He said: "Luckily for us, the wind is going from north to south so it is not coming in our direction.

"The other thing is that hopefully they have got on top of it in time. They were much quicker off the mark than last time round.

"The first time there was a lot of stock moving across the country. This time there has been a lot less movement."

But he admitted he was concerned about his cattle.

"We are keeping our fingers crossed but there is really nothing we can do about it except wait," he added "We have shut the farm off and are making sure anyone coming onto the farm is stopped. We have also diverted some of the footpaths which go through fields of young stock.

"It doesn't do confidence in agriculture or tourism or British exports any good and of course it will damage confidence in British products.

"Everyone is a loser here, we are losers all round. We can only hope that this outbreak is a flash in the pan."

Cobra held an emergency meeting in the cabinet Office last night where Ms Reynolds told officials it was too early to tell how serious the outbreak could be.

At this morning's meeting Ms Reynolds will present a report to the Prime Minister about the response to the latest outbreak.

Speaking on Radio 4's Today programme Peter Kendall, the president of the National Farmers Union (NFU), said the farming industry would not oppose the use of vaccination of livestock if that was the scientific advice.

He said: "Certainly as an industry we would not stand in any way to object to vaccination if the scientists deem it the right way of moving forward."

Mr Kendall said the 2001 outbreak had been followed by a series of reports which were still fresh in the minds of those dealing with the disease. The response six years ago was hampered because the previous outbreak in 1969 was so long ago and reports had been "left on the shelf", he said.

"I think the Government's reacted well last night in immediately restricting and banning all movements," Mr Kendall added.

"There are a lot of country shows going on over the weekend. Those are all going to have to have all livestock movements banned and restricted. We are trying to work with other organisations to make sure that the word is got out as fast as possible.

"Also, people understand that last time the delay that occurred caused the further spread. Going through some short-term inconvenience now is a price worth paying if we can restrict this and keep it to a single location."

Liberal Democrat leader Sir Menzies Campbell said: "This outbreak is yet another blow for a beleaguered agricultural industry still reeling under the effects of flooding and only now getting over the last bout of this disease.

"The countryside will need all the support it can get from the Government.

"Alternatives, like vaccination, to the terrible pyres of smoke which stained the countryside last time must be actively explored, but in the end the Government will have to follow the best scientific advice."

Chris Huhne, the Liberal Democrat environment spokesman, added: "The Government deserves congratulation for learning the lessons of its shambolic response to the devastating 2001 crisis by stopping all animal movements and preparing for vaccination of surrounding herds as soon as the virus is identified.

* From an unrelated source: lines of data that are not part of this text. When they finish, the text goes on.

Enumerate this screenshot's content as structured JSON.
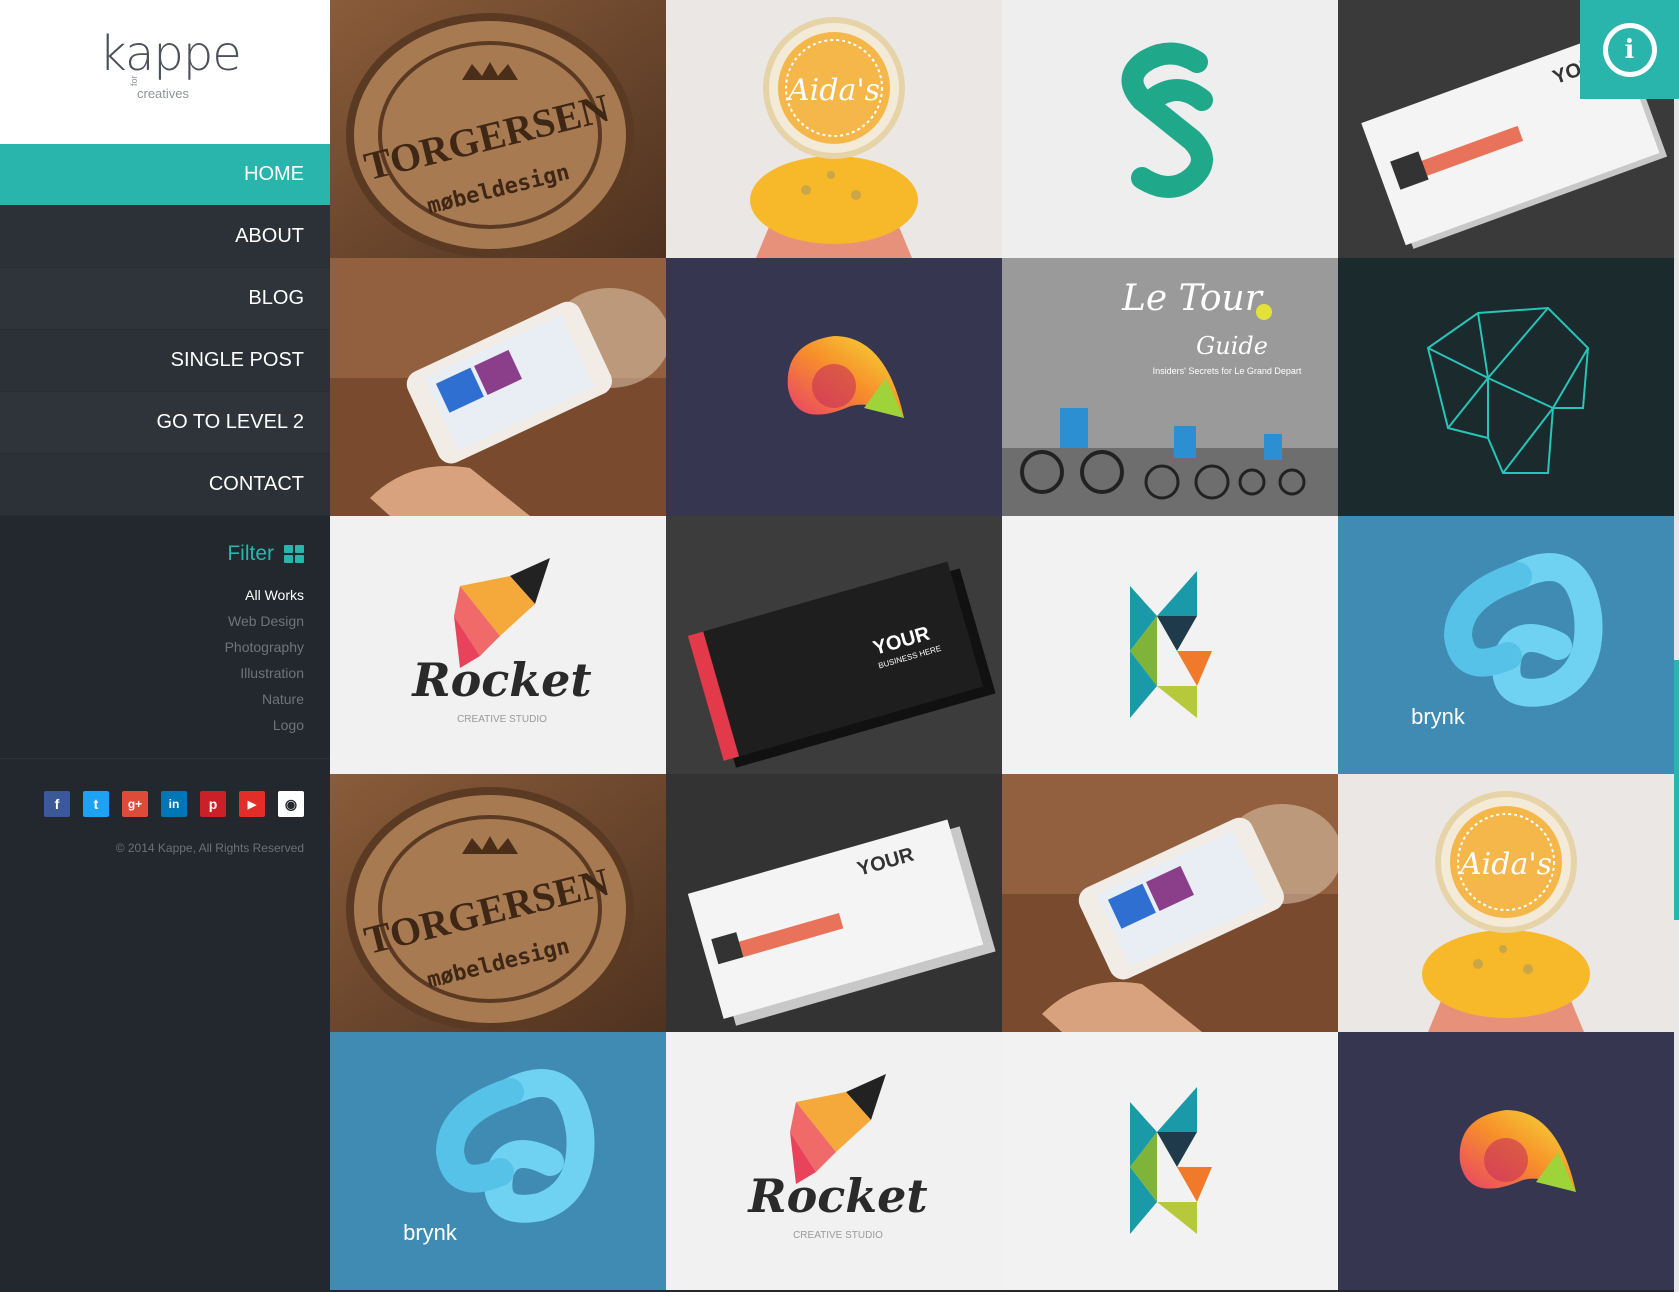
{
  "brand": {
    "logo_main": "kappe",
    "logo_for": "for",
    "logo_sub": "creatives"
  },
  "nav": {
    "items": [
      {
        "label": "HOME",
        "active": true
      },
      {
        "label": "ABOUT",
        "active": false
      },
      {
        "label": "BLOG",
        "active": false
      },
      {
        "label": "SINGLE POST",
        "active": false
      },
      {
        "label": "GO TO LEVEL 2",
        "active": false
      },
      {
        "label": "CONTACT",
        "active": false
      }
    ]
  },
  "filter": {
    "title": "Filter",
    "icon": "grid-icon",
    "options": [
      {
        "label": "All Works",
        "active": true
      },
      {
        "label": "Web Design",
        "active": false
      },
      {
        "label": "Photography",
        "active": false
      },
      {
        "label": "Illustration",
        "active": false
      },
      {
        "label": "Nature",
        "active": false
      },
      {
        "label": "Logo",
        "active": false
      }
    ]
  },
  "social": [
    {
      "name": "facebook-icon",
      "glyph": "f",
      "color": "#3b5998"
    },
    {
      "name": "twitter-icon",
      "glyph": "t",
      "color": "#1da1f2"
    },
    {
      "name": "google-plus-icon",
      "glyph": "g+",
      "color": "#dd4b39"
    },
    {
      "name": "linkedin-icon",
      "glyph": "in",
      "color": "#0077b5"
    },
    {
      "name": "pinterest-icon",
      "glyph": "p",
      "color": "#cb2027"
    },
    {
      "name": "youtube-icon",
      "glyph": "▶",
      "color": "#e52d27"
    },
    {
      "name": "github-icon",
      "glyph": "◉",
      "color": "#ffffff"
    }
  ],
  "footer": {
    "copyright": "© 2014 Kappe, All Rights Reserved"
  },
  "gallery": {
    "texts": {
      "torgersen": "TORGERSEN",
      "mobeldesign": "møbeldesign",
      "aidas": "Aida's",
      "your": "YOUR",
      "business_here": "BUSINESS HERE",
      "le_tour": "Le Tour",
      "guide": "Guide",
      "tour_sub": "Insiders' Secrets for Le Grand Depart",
      "rocket": "Rocket",
      "creative_studio": "CREATIVE STUDIO",
      "brynk": "brynk"
    }
  },
  "info_button": {
    "glyph": "i"
  },
  "colors": {
    "accent": "#29b4ac",
    "sidebar_bg": "#22282d",
    "nav_bg": "#2b3137"
  }
}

"A clear lesson of the last outbreak was the need for speedy vaccination, so the isolation of the virus and a potential matching with banks of vaccine will be key.

"The other priority has to be to keep rural communities informed as this is a time of high anxiety not just among farmers but also for those involved in rural tourism who were hard hit by an entirely unjustified wave of cancellations last time. There is no threat to human health and no reason to cancel any country holiday.

"This crisis could not come at a worse time for rural communities already reeling from the effects of floods on crops and livestock. For many bed and breakfasts, pubs and restaurants, this is the peak season in the school holidays."

RSPCA director general Jackie Ballard said: "Everything must be done to make sure we do not see a return to the appalling mass slaughter of farm animals that occurred during the last outbreak.

"There was widespread public revulsion at the funeral pyres and mass killing, and animal welfare seemed to be the lowest priority for the authorities. That must not be allowed to happen again."